So where would Hamas members go? Seeking refuge in Turkey could be destabilizing, given President Recep Tayyip Erdogan's use of Arab terrorists and Islamist radicals for his own purposes. Iran is an option, though the Iranian government might be reluctant to accept them, considering the potential backlash from its own population. Qatar, already home to numerous Afghan refugees, could be a viable destination due to available land and the country's historical support for Hamas. However, Qatari intentions in this regard remain unclear.
The Israeli airstrikes on Gaza continue, and we do not know when they will end. This is a humanitarian catastrophe - United Nations Secretary-General António Guterres
This leaves the fate of the Gaza Strip in question. In theory, Israel could take control of the region, but it has no desire to govern over a hostile population of over a million Palestinians.
The most probable solution is to reinstate the Palestinian Authority in Gaza. The Palestinian elections of 2006, in which Hamas contested and subsequently staged a coup against the Palestinian Authority in 2007, established a dynamic where groups seek legitimacy through elections but resort to violence if unsuccessful. However, trust in the Palestinian Authority is lacking, primarily due to allegations of corruption and its leader Mahmoud Abbas, who is seen by many as a Holocaust denier.
Egypt, which once administered the Gaza Strip, now wishes to avoid involvement in the territory due to its radicalization. The United Nations is not seen as a suitable mediator, as its involvement might involve channeling funds through Iran-based charities and potentially rewarding the Islamic Revolutionary Guard Corps for violence.
One potential solution could involve seeking guarantees from Saudi Arabia. Saudi investment has played a role in stabilizing other conflict-ridden regions, like Lebanon. The question is whether Crown Prince Muhammad Bin Salman would be willing to intervene and reconstruct Gaza.
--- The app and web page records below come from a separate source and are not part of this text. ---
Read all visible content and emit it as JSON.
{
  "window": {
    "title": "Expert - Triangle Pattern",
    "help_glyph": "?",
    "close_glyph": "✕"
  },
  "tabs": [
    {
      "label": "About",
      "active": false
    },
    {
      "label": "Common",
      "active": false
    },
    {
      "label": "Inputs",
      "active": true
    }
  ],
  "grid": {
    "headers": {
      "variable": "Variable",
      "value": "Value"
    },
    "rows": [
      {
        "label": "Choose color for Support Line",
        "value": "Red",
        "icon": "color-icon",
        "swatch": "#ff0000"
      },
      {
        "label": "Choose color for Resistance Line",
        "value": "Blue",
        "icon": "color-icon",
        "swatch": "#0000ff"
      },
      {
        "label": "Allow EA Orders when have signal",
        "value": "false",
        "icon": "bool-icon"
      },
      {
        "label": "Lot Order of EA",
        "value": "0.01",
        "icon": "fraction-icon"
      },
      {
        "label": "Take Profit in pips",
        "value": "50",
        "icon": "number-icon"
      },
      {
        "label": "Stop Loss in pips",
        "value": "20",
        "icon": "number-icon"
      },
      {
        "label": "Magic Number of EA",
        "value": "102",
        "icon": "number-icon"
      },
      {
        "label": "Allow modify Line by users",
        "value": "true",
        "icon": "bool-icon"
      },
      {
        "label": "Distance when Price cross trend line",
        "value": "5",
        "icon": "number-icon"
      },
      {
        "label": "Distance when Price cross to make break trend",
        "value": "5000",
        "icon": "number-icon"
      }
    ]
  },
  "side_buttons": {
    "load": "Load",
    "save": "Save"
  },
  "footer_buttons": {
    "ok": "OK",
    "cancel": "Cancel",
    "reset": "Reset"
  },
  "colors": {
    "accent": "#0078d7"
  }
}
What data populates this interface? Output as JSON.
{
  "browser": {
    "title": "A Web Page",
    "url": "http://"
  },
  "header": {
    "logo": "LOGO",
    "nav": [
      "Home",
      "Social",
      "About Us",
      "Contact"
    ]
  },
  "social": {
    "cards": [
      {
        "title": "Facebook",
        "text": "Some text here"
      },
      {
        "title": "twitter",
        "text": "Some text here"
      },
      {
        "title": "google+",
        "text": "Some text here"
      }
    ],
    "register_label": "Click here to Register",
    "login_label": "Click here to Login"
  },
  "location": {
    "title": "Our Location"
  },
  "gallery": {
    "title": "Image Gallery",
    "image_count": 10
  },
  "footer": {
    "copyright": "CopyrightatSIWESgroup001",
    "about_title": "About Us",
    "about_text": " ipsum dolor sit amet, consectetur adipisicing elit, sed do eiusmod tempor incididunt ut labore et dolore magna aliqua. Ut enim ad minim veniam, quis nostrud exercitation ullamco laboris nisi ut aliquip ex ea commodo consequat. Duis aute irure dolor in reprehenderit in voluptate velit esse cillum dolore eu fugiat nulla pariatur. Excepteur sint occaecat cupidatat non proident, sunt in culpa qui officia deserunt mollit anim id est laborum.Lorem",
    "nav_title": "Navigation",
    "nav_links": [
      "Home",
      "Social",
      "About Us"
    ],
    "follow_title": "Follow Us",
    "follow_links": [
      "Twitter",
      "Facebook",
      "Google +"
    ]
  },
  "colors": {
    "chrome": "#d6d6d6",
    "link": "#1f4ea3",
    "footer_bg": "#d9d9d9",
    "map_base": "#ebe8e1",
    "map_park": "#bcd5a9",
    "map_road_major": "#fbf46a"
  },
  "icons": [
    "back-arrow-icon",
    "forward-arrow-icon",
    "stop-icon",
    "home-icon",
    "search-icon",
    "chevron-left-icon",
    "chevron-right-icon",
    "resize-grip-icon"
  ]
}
However, Lebanon's situation ultimately deteriorated, with Saudi Arabia facing relentless Iranian efforts to undermine the country and dissatisfaction with the Lebanese political class. For the international community, the question is whether the Saudis have learned from their Lebanon experience and are open to giving it another try. As for the White House, they must consider the importance of maintaining a strategic partnership with Saudi Arabia, especially after a period of strained relations.